Do You Need a Prenuptial Agreement?

I'm getting married soon and I'm wondering if I need to sign a prenuptial agreement with my fiance. I've heard they're a good idea but they seem so unromantic.


While this kind of document doesn't exactly sound like the stuff of which romance is made, there are compelling reasons why couples decide to do it.

More couples are signing prenuptial (also called antenuptial) agreements for the simple reason that they don't want the law to dictate who gets what if the marriage ends. A properly executed prenuptial agreement can safeguard assets, protect loved ones, keep a business in the family or streamline divorce proceedings.

Some prenuptial agreements even cover such details as who will pay the mortgage or how child care will be handled, although lawyers usually caution against being too specific. Discussing those issues together is a great idea; including them in a formal agreement is probably overkill.

Do You Need a Prenuptial Agreement?

Although most couples don't sign prenuptial agreements, if your situation matches one of these you should seriously consider going forward with one:

  • You have children from a previous marriage. In most states, a surviving spouse has the right to inherit one-third to one-half of the estate. A prenuptial agreement can override the law and make sure your property goes to your children.
  • You own a business or are involved in a family company. A prenuptial agreement can prevent a small or closely held business from being split up or controlled by your former spouse or his family.
  • You each have significant assets or one of you has considerably more than the other. A prenup can specify that premarital property will be kept separate. In case of divorce, you can each keep any property and investments you owned before the marriage. Some agreements stipulate the amount of spousal support that will be paid if you divorce, but be careful: although you may escape paying alimony, you cannot abandon your responsibility to provide support for your children.
  • You are concerned about being saddled with your spouse's debt. You may want protection from credit card bills or business liabilities your spouse incurred before your marriage (or continues to rack up after you're married).
  • You are giving up a career or lucrative job to get married. A prenuptial agreement can compensate you for your sacrifice if the marriage fails.

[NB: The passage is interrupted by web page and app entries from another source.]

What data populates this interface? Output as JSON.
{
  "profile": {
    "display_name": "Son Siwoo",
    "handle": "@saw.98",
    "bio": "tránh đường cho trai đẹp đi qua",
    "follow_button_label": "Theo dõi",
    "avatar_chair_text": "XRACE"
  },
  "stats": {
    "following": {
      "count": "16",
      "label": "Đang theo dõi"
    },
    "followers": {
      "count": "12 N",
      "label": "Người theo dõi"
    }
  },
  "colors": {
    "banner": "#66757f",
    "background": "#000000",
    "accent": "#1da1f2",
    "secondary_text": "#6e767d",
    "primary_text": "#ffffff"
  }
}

Are They Always Valid?

In general, there are four essential ingredients for a valid prenuptial agreement:

  1. It must be in writing and be executed before the marriage.
  2. Neither party can be pressured into signing. If your spouse-to-be springs the document on you as the guests are being seated, chances are the court will throw out the agreement.
  3. The agreement must be fair and based on full disclosure of assets and liabilities by both sides. You should understand the financial information provided by your spouse-to-be. If you don't, ask before you sign. Hard-to-value assets like a small business are worth appraising.
  4. Each party should have the benefit of independent counsel. This is not a do-it-yourself document and one lawyer cannot fairly represent you both.

Is It Worth It?

Prenuptial agreements are expensive to prepare because each one is tailored to the couple's particular situation. (Lawyers' fees of $800 to $3,000 are common.)

Probably more distressing is the emotional toll these agreements can take on a couple just as they are preparing for a joyous event. As one lawyer put it, prenups go to the very core of trust. You may see a prenuptial as a sign your spouse-to-be doesn't love you enough to share, while he may assume if you love him, the agreement shouldn't be an obstacle.

Preparing the prenup well in advance of the wedding date can smooth the process. You'll also have a better chance of agreeing if you each approach the subject in a calm, caring way.

If you decide to skip the prenuptial, it's not the end of the world. A good estate plan can accomplish a lot of the same goals. And don't forgo an agreement in order to avoid talking about the hard stuff. Honest, open communication with your new partner can be very romantic.

Need Advice?
Get answers from iVillage experts and other moms just like you!
Question Details
  1. Pick a subject: